• Work instruction
Leave the pictures out and return every line below exactly.

• Recorded data
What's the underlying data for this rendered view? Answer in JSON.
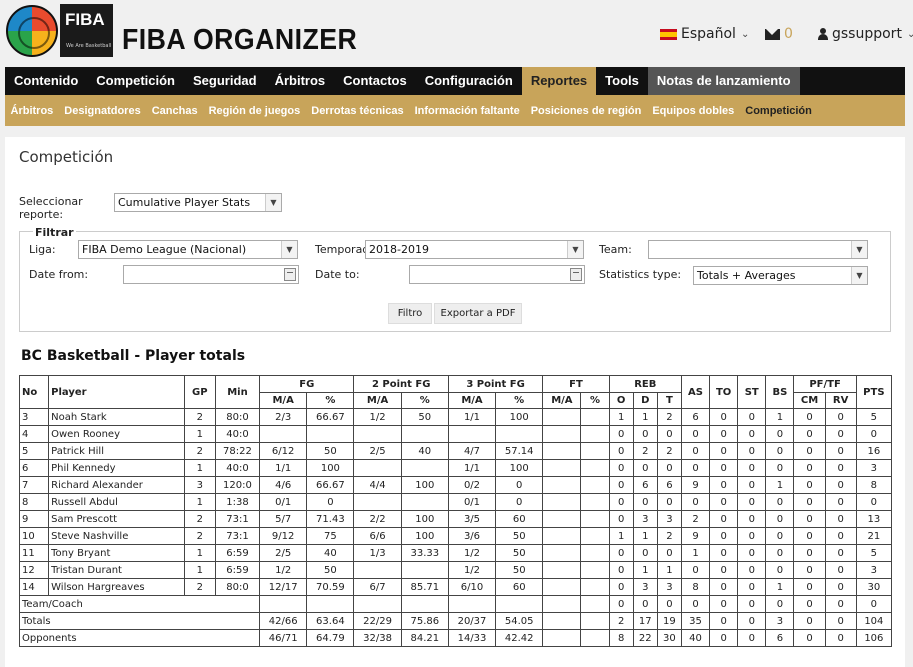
{
  "header": {
    "logo_text": "FIBA",
    "logo_sub": "We Are Basketball",
    "app_title": "FIBA ORGANIZER",
    "language": "Español",
    "mail_count": "0",
    "username": "gssupport"
  },
  "main_nav": [
    "Contenido",
    "Competición",
    "Seguridad",
    "Árbitros",
    "Contactos",
    "Configuración",
    "Reportes",
    "Tools",
    "Notas de lanzamiento"
  ],
  "sub_nav": [
    "Árbitros",
    "Designatdores",
    "Canchas",
    "Región de juegos",
    "Derrotas técnicas",
    "Información faltante",
    "Posiciones de región",
    "Equipos dobles",
    "Competición"
  ],
  "page": {
    "title": "Competición",
    "report_label": "Seleccionar reporte:",
    "report_value": "Cumulative Player Stats",
    "filter_legend": "Filtrar",
    "liga_label": "Liga:",
    "liga_value": "FIBA Demo League (Nacional)",
    "temporada_label": "Temporada:",
    "temporada_value": "2018-2019",
    "team_label": "Team:",
    "team_value": "",
    "date_from_label": "Date from:",
    "date_to_label": "Date to:",
    "stats_type_label": "Statistics type:",
    "stats_type_value": "Totals + Averages",
    "filter_button": "Filtro",
    "export_button": "Exportar a PDF",
    "section_title": "BC Basketball - Player totals"
  },
  "table": {
    "headers": {
      "no": "No",
      "player": "Player",
      "gp": "GP",
      "min": "Min",
      "fg": "FG",
      "fg2": "2 Point FG",
      "fg3": "3 Point FG",
      "ft": "FT",
      "reb": "REB",
      "as": "AS",
      "to": "TO",
      "st": "ST",
      "bs": "BS",
      "pftf": "PF/TF",
      "pts": "PTS",
      "ma": "M/A",
      "pct": "%",
      "o": "O",
      "d": "D",
      "t": "T",
      "cm": "CM",
      "rv": "RV"
    },
    "rows": [
      [
        "3",
        "Noah Stark",
        "2",
        "80:0",
        "2/3",
        "66.67",
        "1/2",
        "50",
        "1/1",
        "100",
        "",
        "",
        "1",
        "1",
        "2",
        "6",
        "0",
        "0",
        "1",
        "0",
        "0",
        "5"
      ],
      [
        "4",
        "Owen Rooney",
        "1",
        "40:0",
        "",
        "",
        "",
        "",
        "",
        "",
        "",
        "",
        "0",
        "0",
        "0",
        "0",
        "0",
        "0",
        "0",
        "0",
        "0",
        "0"
      ],
      [
        "5",
        "Patrick Hill",
        "2",
        "78:22",
        "6/12",
        "50",
        "2/5",
        "40",
        "4/7",
        "57.14",
        "",
        "",
        "0",
        "2",
        "2",
        "0",
        "0",
        "0",
        "0",
        "0",
        "0",
        "16"
      ],
      [
        "6",
        "Phil Kennedy",
        "1",
        "40:0",
        "1/1",
        "100",
        "",
        "",
        "1/1",
        "100",
        "",
        "",
        "0",
        "0",
        "0",
        "0",
        "0",
        "0",
        "0",
        "0",
        "0",
        "3"
      ],
      [
        "7",
        "Richard Alexander",
        "3",
        "120:0",
        "4/6",
        "66.67",
        "4/4",
        "100",
        "0/2",
        "0",
        "",
        "",
        "0",
        "6",
        "6",
        "9",
        "0",
        "0",
        "1",
        "0",
        "0",
        "8"
      ],
      [
        "8",
        "Russell Abdul",
        "1",
        "1:38",
        "0/1",
        "0",
        "",
        "",
        "0/1",
        "0",
        "",
        "",
        "0",
        "0",
        "0",
        "0",
        "0",
        "0",
        "0",
        "0",
        "0",
        "0"
      ],
      [
        "9",
        "Sam Prescott",
        "2",
        "73:1",
        "5/7",
        "71.43",
        "2/2",
        "100",
        "3/5",
        "60",
        "",
        "",
        "0",
        "3",
        "3",
        "2",
        "0",
        "0",
        "0",
        "0",
        "0",
        "13"
      ],
      [
        "10",
        "Steve Nashville",
        "2",
        "73:1",
        "9/12",
        "75",
        "6/6",
        "100",
        "3/6",
        "50",
        "",
        "",
        "1",
        "1",
        "2",
        "9",
        "0",
        "0",
        "0",
        "0",
        "0",
        "21"
      ],
      [
        "11",
        "Tony Bryant",
        "1",
        "6:59",
        "2/5",
        "40",
        "1/3",
        "33.33",
        "1/2",
        "50",
        "",
        "",
        "0",
        "0",
        "0",
        "1",
        "0",
        "0",
        "0",
        "0",
        "0",
        "5"
      ],
      [
        "12",
        "Tristan Durant",
        "1",
        "6:59",
        "1/2",
        "50",
        "",
        "",
        "1/2",
        "50",
        "",
        "",
        "0",
        "1",
        "1",
        "0",
        "0",
        "0",
        "0",
        "0",
        "0",
        "3"
      ],
      [
        "14",
        "Wilson Hargreaves",
        "2",
        "80:0",
        "12/17",
        "70.59",
        "6/7",
        "85.71",
        "6/10",
        "60",
        "",
        "",
        "0",
        "3",
        "3",
        "8",
        "0",
        "0",
        "1",
        "0",
        "0",
        "30"
      ]
    ],
    "team_coach": {
      "label": "Team/Coach",
      "vals": [
        "",
        "",
        "",
        "",
        "",
        "",
        "",
        "",
        "0",
        "0",
        "0",
        "0",
        "0",
        "0",
        "0",
        "0",
        "0",
        "0"
      ]
    },
    "totals": {
      "label": "Totals",
      "vals": [
        "42/66",
        "63.64",
        "22/29",
        "75.86",
        "20/37",
        "54.05",
        "",
        "",
        "2",
        "17",
        "19",
        "35",
        "0",
        "0",
        "3",
        "0",
        "0",
        "104"
      ]
    },
    "opponents": {
      "label": "Opponents",
      "vals": [
        "46/71",
        "64.79",
        "32/38",
        "84.21",
        "14/33",
        "42.42",
        "",
        "",
        "8",
        "22",
        "30",
        "40",
        "0",
        "0",
        "6",
        "0",
        "0",
        "106"
      ]
    }
  }
}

• Answer space
What's the underlying data for this rendered view? Answer in JSON.
{
  "header": {
    "logo_text": "FIBA",
    "logo_sub": "We Are Basketball",
    "app_title": "FIBA ORGANIZER",
    "language": "Español",
    "mail_count": "0",
    "username": "gssupport"
  },
  "main_nav": [
    "Contenido",
    "Competición",
    "Seguridad",
    "Árbitros",
    "Contactos",
    "Configuración",
    "Reportes",
    "Tools",
    "Notas de lanzamiento"
  ],
  "sub_nav": [
    "Árbitros",
    "Designatdores",
    "Canchas",
    "Región de juegos",
    "Derrotas técnicas",
    "Información faltante",
    "Posiciones de región",
    "Equipos dobles",
    "Competición"
  ],
  "page": {
    "title": "Competición",
    "report_label": "Seleccionar reporte:",
    "report_value": "Cumulative Player Stats",
    "filter_legend": "Filtrar",
    "liga_label": "Liga:",
    "liga_value": "FIBA Demo League (Nacional)",
    "temporada_label": "Temporada:",
    "temporada_value": "2018-2019",
    "team_label": "Team:",
    "team_value": "",
    "date_from_label": "Date from:",
    "date_to_label": "Date to:",
    "stats_type_label": "Statistics type:",
    "stats_type_value": "Totals + Averages",
    "filter_button": "Filtro",
    "export_button": "Exportar a PDF",
    "section_title": "BC Basketball - Player totals"
  },
  "table": {
    "headers": {
      "no": "No",
      "player": "Player",
      "gp": "GP",
      "min": "Min",
      "fg": "FG",
      "fg2": "2 Point FG",
      "fg3": "3 Point FG",
      "ft": "FT",
      "reb": "REB",
      "as": "AS",
      "to": "TO",
      "st": "ST",
      "bs": "BS",
      "pftf": "PF/TF",
      "pts": "PTS",
      "ma": "M/A",
      "pct": "%",
      "o": "O",
      "d": "D",
      "t": "T",
      "cm": "CM",
      "rv": "RV"
    },
    "rows": [
      [
        "3",
        "Noah Stark",
        "2",
        "80:0",
        "2/3",
        "66.67",
        "1/2",
        "50",
        "1/1",
        "100",
        "",
        "",
        "1",
        "1",
        "2",
        "6",
        "0",
        "0",
        "1",
        "0",
        "0",
        "5"
      ],
      [
        "4",
        "Owen Rooney",
        "1",
        "40:0",
        "",
        "",
        "",
        "",
        "",
        "",
        "",
        "",
        "0",
        "0",
        "0",
        "0",
        "0",
        "0",
        "0",
        "0",
        "0",
        "0"
      ],
      [
        "5",
        "Patrick Hill",
        "2",
        "78:22",
        "6/12",
        "50",
        "2/5",
        "40",
        "4/7",
        "57.14",
        "",
        "",
        "0",
        "2",
        "2",
        "0",
        "0",
        "0",
        "0",
        "0",
        "0",
        "16"
      ],
      [
        "6",
        "Phil Kennedy",
        "1",
        "40:0",
        "1/1",
        "100",
        "",
        "",
        "1/1",
        "100",
        "",
        "",
        "0",
        "0",
        "0",
        "0",
        "0",
        "0",
        "0",
        "0",
        "0",
        "3"
      ],
      [
        "7",
        "Richard Alexander",
        "3",
        "120:0",
        "4/6",
        "66.67",
        "4/4",
        "100",
        "0/2",
        "0",
        "",
        "",
        "0",
        "6",
        "6",
        "9",
        "0",
        "0",
        "1",
        "0",
        "0",
        "8"
      ],
      [
        "8",
        "Russell Abdul",
        "1",
        "1:38",
        "0/1",
        "0",
        "",
        "",
        "0/1",
        "0",
        "",
        "",
        "0",
        "0",
        "0",
        "0",
        "0",
        "0",
        "0",
        "0",
        "0",
        "0"
      ],
      [
        "9",
        "Sam Prescott",
        "2",
        "73:1",
        "5/7",
        "71.43",
        "2/2",
        "100",
        "3/5",
        "60",
        "",
        "",
        "0",
        "3",
        "3",
        "2",
        "0",
        "0",
        "0",
        "0",
        "0",
        "13"
      ],
      [
        "10",
        "Steve Nashville",
        "2",
        "73:1",
        "9/12",
        "75",
        "6/6",
        "100",
        "3/6",
        "50",
        "",
        "",
        "1",
        "1",
        "2",
        "9",
        "0",
        "0",
        "0",
        "0",
        "0",
        "21"
      ],
      [
        "11",
        "Tony Bryant",
        "1",
        "6:59",
        "2/5",
        "40",
        "1/3",
        "33.33",
        "1/2",
        "50",
        "",
        "",
        "0",
        "0",
        "0",
        "1",
        "0",
        "0",
        "0",
        "0",
        "0",
        "5"
      ],
      [
        "12",
        "Tristan Durant",
        "1",
        "6:59",
        "1/2",
        "50",
        "",
        "",
        "1/2",
        "50",
        "",
        "",
        "0",
        "1",
        "1",
        "0",
        "0",
        "0",
        "0",
        "0",
        "0",
        "3"
      ],
      [
        "14",
        "Wilson Hargreaves",
        "2",
        "80:0",
        "12/17",
        "70.59",
        "6/7",
        "85.71",
        "6/10",
        "60",
        "",
        "",
        "0",
        "3",
        "3",
        "8",
        "0",
        "0",
        "1",
        "0",
        "0",
        "30"
      ]
    ],
    "team_coach": {
      "label": "Team/Coach",
      "vals": [
        "",
        "",
        "",
        "",
        "",
        "",
        "",
        "",
        "0",
        "0",
        "0",
        "0",
        "0",
        "0",
        "0",
        "0",
        "0",
        "0"
      ]
    },
    "totals": {
      "label": "Totals",
      "vals": [
        "42/66",
        "63.64",
        "22/29",
        "75.86",
        "20/37",
        "54.05",
        "",
        "",
        "2",
        "17",
        "19",
        "35",
        "0",
        "0",
        "3",
        "0",
        "0",
        "104"
      ]
    },
    "opponents": {
      "label": "Opponents",
      "vals": [
        "46/71",
        "64.79",
        "32/38",
        "84.21",
        "14/33",
        "42.42",
        "",
        "",
        "8",
        "22",
        "30",
        "40",
        "0",
        "0",
        "6",
        "0",
        "0",
        "106"
      ]
    }
  }
}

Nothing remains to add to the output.